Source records

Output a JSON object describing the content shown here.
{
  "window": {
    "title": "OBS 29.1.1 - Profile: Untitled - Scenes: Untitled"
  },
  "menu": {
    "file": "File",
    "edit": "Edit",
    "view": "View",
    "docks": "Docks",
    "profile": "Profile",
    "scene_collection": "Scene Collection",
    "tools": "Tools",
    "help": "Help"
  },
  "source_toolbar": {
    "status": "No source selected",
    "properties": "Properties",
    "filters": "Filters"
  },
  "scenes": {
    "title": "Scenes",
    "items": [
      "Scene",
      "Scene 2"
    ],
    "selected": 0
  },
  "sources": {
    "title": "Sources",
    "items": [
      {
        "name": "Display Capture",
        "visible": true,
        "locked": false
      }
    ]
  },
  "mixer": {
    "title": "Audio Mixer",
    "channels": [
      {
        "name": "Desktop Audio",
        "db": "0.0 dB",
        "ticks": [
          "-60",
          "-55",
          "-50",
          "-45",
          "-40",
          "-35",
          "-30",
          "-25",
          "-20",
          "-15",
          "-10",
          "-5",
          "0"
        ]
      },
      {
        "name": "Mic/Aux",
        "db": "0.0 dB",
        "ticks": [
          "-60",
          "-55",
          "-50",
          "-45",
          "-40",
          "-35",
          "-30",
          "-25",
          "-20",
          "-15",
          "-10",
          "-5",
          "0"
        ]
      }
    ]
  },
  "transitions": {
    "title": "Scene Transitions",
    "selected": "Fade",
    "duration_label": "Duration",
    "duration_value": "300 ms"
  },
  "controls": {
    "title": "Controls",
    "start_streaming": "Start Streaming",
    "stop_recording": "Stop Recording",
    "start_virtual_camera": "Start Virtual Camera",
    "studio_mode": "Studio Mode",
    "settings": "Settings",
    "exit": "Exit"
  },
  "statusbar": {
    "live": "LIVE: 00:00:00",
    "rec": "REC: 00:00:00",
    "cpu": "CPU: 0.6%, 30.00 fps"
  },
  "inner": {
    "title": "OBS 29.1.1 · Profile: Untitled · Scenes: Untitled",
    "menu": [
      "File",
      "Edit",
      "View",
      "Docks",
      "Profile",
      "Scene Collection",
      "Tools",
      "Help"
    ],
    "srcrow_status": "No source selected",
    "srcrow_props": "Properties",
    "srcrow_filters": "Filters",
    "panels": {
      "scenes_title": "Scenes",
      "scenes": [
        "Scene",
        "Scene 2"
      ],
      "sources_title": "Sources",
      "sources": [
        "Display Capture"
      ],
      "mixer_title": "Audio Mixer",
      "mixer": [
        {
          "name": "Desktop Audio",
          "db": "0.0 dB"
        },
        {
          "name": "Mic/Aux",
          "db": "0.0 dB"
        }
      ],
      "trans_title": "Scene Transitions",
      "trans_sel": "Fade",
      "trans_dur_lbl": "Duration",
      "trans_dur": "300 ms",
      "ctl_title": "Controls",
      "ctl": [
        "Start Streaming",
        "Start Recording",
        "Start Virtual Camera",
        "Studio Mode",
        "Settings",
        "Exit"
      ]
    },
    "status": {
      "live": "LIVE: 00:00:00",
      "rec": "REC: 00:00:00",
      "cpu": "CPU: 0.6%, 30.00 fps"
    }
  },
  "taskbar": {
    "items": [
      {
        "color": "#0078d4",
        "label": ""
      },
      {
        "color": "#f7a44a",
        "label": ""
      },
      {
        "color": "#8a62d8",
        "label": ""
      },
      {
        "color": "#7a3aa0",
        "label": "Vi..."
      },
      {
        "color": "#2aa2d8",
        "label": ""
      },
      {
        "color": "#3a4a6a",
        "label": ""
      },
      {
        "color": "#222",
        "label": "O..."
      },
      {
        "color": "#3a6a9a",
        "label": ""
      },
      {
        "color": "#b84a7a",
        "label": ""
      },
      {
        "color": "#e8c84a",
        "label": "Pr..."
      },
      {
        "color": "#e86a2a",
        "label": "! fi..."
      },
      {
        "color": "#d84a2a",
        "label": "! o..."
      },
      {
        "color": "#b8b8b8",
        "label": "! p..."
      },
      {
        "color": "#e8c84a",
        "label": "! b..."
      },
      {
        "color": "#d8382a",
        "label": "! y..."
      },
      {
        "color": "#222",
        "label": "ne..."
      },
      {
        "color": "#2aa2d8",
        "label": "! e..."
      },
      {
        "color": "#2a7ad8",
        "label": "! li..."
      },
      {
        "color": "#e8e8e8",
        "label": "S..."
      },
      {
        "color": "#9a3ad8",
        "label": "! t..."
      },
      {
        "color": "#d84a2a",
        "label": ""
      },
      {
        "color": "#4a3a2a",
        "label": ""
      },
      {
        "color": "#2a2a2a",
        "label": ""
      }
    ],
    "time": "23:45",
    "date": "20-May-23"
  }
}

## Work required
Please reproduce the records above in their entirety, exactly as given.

## Answer below
Output a JSON object describing the content shown here.
{
  "window": {
    "title": "OBS 29.1.1 - Profile: Untitled - Scenes: Untitled"
  },
  "menu": {
    "file": "File",
    "edit": "Edit",
    "view": "View",
    "docks": "Docks",
    "profile": "Profile",
    "scene_collection": "Scene Collection",
    "tools": "Tools",
    "help": "Help"
  },
  "source_toolbar": {
    "status": "No source selected",
    "properties": "Properties",
    "filters": "Filters"
  },
  "scenes": {
    "title": "Scenes",
    "items": [
      "Scene",
      "Scene 2"
    ],
    "selected": 0
  },
  "sources": {
    "title": "Sources",
    "items": [
      {
        "name": "Display Capture",
        "visible": true,
        "locked": false
      }
    ]
  },
  "mixer": {
    "title": "Audio Mixer",
    "channels": [
      {
        "name": "Desktop Audio",
        "db": "0.0 dB",
        "ticks": [
          "-60",
          "-55",
          "-50",
          "-45",
          "-40",
          "-35",
          "-30",
          "-25",
          "-20",
          "-15",
          "-10",
          "-5",
          "0"
        ]
      },
      {
        "name": "Mic/Aux",
        "db": "0.0 dB",
        "ticks": [
          "-60",
          "-55",
          "-50",
          "-45",
          "-40",
          "-35",
          "-30",
          "-25",
          "-20",
          "-15",
          "-10",
          "-5",
          "0"
        ]
      }
    ]
  },
  "transitions": {
    "title": "Scene Transitions",
    "selected": "Fade",
    "duration_label": "Duration",
    "duration_value": "300 ms"
  },
  "controls": {
    "title": "Controls",
    "start_streaming": "Start Streaming",
    "stop_recording": "Stop Recording",
    "start_virtual_camera": "Start Virtual Camera",
    "studio_mode": "Studio Mode",
    "settings": "Settings",
    "exit": "Exit"
  },
  "statusbar": {
    "live": "LIVE: 00:00:00",
    "rec": "REC: 00:00:00",
    "cpu": "CPU: 0.6%, 30.00 fps"
  },
  "inner": {
    "title": "OBS 29.1.1 · Profile: Untitled · Scenes: Untitled",
    "menu": [
      "File",
      "Edit",
      "View",
      "Docks",
      "Profile",
      "Scene Collection",
      "Tools",
      "Help"
    ],
    "srcrow_status": "No source selected",
    "srcrow_props": "Properties",
    "srcrow_filters": "Filters",
    "panels": {
      "scenes_title": "Scenes",
      "scenes": [
        "Scene",
        "Scene 2"
      ],
      "sources_title": "Sources",
      "sources": [
        "Display Capture"
      ],
      "mixer_title": "Audio Mixer",
      "mixer": [
        {
          "name": "Desktop Audio",
          "db": "0.0 dB"
        },
        {
          "name": "Mic/Aux",
          "db": "0.0 dB"
        }
      ],
      "trans_title": "Scene Transitions",
      "trans_sel": "Fade",
      "trans_dur_lbl": "Duration",
      "trans_dur": "300 ms",
      "ctl_title": "Controls",
      "ctl": [
        "Start Streaming",
        "Start Recording",
        "Start Virtual Camera",
        "Studio Mode",
        "Settings",
        "Exit"
      ]
    },
    "status": {
      "live": "LIVE: 00:00:00",
      "rec": "REC: 00:00:00",
      "cpu": "CPU: 0.6%, 30.00 fps"
    }
  },
  "taskbar": {
    "items": [
      {
        "color": "#0078d4",
        "label": ""
      },
      {
        "color": "#f7a44a",
        "label": ""
      },
      {
        "color": "#8a62d8",
        "label": ""
      },
      {
        "color": "#7a3aa0",
        "label": "Vi..."
      },
      {
        "color": "#2aa2d8",
        "label": ""
      },
      {
        "color": "#3a4a6a",
        "label": ""
      },
      {
        "color": "#222",
        "label": "O..."
      },
      {
        "color": "#3a6a9a",
        "label": ""
      },
      {
        "color": "#b84a7a",
        "label": ""
      },
      {
        "color": "#e8c84a",
        "label": "Pr..."
      },
      {
        "color": "#e86a2a",
        "label": "! fi..."
      },
      {
        "color": "#d84a2a",
        "label": "! o..."
      },
      {
        "color": "#b8b8b8",
        "label": "! p..."
      },
      {
        "color": "#e8c84a",
        "label": "! b..."
      },
      {
        "color": "#d8382a",
        "label": "! y..."
      },
      {
        "color": "#222",
        "label": "ne..."
      },
      {
        "color": "#2aa2d8",
        "label": "! e..."
      },
      {
        "color": "#2a7ad8",
        "label": "! li..."
      },
      {
        "color": "#e8e8e8",
        "label": "S..."
      },
      {
        "color": "#9a3ad8",
        "label": "! t..."
      },
      {
        "color": "#d84a2a",
        "label": ""
      },
      {
        "color": "#4a3a2a",
        "label": ""
      },
      {
        "color": "#2a2a2a",
        "label": ""
      }
    ],
    "time": "23:45",
    "date": "20-May-23"
  }
}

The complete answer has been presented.